### The problem
Give every line from the entries that contains "value".

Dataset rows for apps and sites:
# # # # # # #

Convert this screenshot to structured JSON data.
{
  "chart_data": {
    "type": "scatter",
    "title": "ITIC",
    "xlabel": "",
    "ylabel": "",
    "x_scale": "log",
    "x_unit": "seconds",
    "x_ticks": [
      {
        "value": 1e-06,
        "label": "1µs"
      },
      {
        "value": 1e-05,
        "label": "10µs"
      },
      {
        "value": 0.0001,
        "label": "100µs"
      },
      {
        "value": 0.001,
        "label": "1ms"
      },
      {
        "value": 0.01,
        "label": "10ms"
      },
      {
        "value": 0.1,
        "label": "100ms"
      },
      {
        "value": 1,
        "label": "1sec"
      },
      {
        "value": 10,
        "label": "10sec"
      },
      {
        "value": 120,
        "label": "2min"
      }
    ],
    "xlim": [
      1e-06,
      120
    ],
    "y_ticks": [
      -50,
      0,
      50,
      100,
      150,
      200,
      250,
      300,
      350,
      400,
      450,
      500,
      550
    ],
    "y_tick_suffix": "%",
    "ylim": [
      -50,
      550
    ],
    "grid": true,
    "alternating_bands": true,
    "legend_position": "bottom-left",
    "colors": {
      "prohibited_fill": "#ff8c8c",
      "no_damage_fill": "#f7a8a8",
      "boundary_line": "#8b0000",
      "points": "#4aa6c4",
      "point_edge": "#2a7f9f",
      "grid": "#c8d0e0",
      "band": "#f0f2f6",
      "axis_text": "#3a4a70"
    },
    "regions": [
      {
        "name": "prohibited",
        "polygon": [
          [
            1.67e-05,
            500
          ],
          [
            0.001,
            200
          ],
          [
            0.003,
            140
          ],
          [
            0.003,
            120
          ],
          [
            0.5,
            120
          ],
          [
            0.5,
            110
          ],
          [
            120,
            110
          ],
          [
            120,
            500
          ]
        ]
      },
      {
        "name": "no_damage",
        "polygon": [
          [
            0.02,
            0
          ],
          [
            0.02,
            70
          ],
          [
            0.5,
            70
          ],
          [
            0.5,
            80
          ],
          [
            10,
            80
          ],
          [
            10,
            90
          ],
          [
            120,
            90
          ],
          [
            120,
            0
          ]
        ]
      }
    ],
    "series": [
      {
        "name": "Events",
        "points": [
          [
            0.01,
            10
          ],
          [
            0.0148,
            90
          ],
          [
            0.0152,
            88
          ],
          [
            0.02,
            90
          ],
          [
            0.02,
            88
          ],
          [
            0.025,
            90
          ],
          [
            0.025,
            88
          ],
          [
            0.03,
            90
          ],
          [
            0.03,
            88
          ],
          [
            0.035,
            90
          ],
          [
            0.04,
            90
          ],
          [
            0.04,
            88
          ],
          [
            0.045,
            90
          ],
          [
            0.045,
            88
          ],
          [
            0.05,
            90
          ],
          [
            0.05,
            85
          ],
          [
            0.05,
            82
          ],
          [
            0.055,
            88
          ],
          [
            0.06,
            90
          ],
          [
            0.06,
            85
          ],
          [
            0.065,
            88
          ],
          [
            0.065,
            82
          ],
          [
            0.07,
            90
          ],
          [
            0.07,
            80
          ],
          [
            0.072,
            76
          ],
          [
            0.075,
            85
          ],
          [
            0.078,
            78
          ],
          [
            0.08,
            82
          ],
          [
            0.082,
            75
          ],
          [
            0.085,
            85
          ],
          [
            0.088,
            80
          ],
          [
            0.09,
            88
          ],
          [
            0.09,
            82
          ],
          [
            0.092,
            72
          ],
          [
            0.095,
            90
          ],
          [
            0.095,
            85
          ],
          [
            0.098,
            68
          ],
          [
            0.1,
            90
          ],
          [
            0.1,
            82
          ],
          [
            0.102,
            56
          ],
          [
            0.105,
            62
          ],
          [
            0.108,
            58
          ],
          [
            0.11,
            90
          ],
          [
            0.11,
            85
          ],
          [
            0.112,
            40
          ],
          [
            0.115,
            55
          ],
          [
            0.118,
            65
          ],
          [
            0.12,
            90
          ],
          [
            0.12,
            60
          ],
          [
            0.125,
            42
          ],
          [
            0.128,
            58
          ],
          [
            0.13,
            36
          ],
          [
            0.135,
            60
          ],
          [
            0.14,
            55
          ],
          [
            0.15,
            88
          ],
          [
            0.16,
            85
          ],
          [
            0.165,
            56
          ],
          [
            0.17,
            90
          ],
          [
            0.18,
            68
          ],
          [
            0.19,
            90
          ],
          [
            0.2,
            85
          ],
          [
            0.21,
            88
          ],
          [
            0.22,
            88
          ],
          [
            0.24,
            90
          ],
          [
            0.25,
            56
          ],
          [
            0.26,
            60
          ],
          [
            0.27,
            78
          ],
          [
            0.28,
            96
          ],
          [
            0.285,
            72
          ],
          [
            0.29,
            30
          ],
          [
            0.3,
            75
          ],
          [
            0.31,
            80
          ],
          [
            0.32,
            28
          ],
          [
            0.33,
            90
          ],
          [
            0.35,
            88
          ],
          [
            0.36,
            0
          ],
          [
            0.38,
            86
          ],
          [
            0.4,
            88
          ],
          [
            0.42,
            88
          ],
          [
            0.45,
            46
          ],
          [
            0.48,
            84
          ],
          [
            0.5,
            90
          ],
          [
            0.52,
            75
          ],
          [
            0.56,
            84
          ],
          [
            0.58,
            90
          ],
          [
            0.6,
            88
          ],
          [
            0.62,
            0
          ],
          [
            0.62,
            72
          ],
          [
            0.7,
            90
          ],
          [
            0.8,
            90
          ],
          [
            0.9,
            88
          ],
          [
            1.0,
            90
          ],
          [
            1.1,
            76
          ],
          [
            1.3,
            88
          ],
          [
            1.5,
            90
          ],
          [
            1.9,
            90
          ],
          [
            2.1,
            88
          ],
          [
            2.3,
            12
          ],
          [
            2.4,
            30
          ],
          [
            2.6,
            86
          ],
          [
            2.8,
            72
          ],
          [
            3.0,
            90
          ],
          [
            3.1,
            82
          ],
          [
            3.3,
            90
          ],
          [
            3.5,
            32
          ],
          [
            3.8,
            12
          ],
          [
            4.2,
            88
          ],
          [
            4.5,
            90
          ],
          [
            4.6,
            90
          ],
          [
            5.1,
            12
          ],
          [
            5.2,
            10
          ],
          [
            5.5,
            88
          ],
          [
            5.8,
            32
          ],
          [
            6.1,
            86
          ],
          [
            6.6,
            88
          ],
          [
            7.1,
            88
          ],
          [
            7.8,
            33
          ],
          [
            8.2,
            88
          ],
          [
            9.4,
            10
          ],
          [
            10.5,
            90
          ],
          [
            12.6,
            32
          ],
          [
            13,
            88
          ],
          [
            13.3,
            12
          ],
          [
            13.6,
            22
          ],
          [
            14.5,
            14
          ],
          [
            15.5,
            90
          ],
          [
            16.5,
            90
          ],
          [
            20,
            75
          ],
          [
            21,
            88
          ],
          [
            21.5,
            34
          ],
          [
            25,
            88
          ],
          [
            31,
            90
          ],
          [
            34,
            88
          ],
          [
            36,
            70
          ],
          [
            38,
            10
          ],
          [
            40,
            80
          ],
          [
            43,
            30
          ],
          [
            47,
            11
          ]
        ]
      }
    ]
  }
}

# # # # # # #

### Exercise solution
        "value": 1e-06,
        "value": 1e-05,
        "value": 0.0001,
        "value": 0.001,
        "value": 0.01,
        "value": 0.1,
        "value": 1,
        "value": 10,
        "value": 120,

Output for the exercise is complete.